* [What is needed]:
Determine how many lines in the listing below include "portrait", and answer with only that number.
*** Working data ***
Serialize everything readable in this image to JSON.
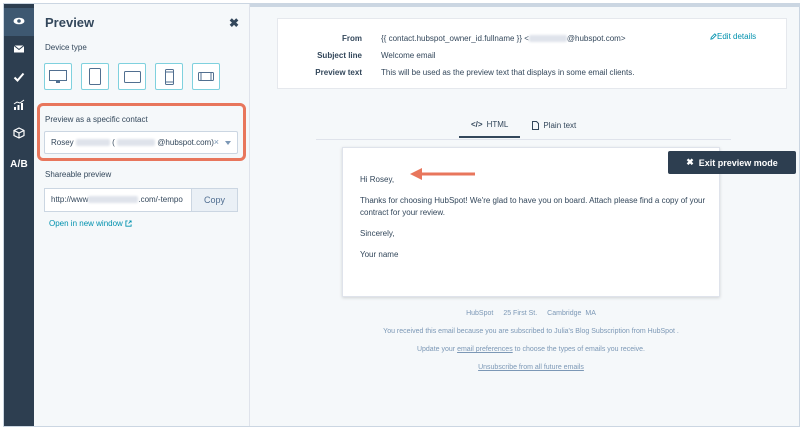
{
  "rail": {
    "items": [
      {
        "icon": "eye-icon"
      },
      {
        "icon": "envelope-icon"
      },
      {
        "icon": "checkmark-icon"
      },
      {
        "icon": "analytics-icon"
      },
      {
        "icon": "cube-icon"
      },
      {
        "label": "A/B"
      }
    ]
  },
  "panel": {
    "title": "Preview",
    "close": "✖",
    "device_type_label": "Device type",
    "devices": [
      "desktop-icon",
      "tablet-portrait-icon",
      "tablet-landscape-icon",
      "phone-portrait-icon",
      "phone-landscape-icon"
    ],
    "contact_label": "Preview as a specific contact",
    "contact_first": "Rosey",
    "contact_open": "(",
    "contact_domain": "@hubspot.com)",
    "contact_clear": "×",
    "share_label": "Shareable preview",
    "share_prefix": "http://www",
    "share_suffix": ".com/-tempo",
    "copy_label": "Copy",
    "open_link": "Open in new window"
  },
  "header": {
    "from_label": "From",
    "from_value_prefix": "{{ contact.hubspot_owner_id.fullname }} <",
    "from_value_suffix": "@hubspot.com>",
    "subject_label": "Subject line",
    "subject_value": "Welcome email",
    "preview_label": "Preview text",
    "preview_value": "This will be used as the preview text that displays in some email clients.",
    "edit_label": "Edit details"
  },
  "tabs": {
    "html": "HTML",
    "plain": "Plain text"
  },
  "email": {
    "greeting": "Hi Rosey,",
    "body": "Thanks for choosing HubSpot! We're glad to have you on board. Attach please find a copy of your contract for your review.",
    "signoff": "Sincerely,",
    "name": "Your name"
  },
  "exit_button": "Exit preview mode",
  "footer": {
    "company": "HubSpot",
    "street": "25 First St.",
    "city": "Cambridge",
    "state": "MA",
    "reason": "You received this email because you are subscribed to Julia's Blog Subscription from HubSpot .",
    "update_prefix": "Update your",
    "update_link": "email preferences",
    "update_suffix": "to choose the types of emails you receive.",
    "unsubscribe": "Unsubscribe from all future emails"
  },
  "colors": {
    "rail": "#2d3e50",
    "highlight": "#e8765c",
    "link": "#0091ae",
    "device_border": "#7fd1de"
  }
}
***
* [Task output]:
2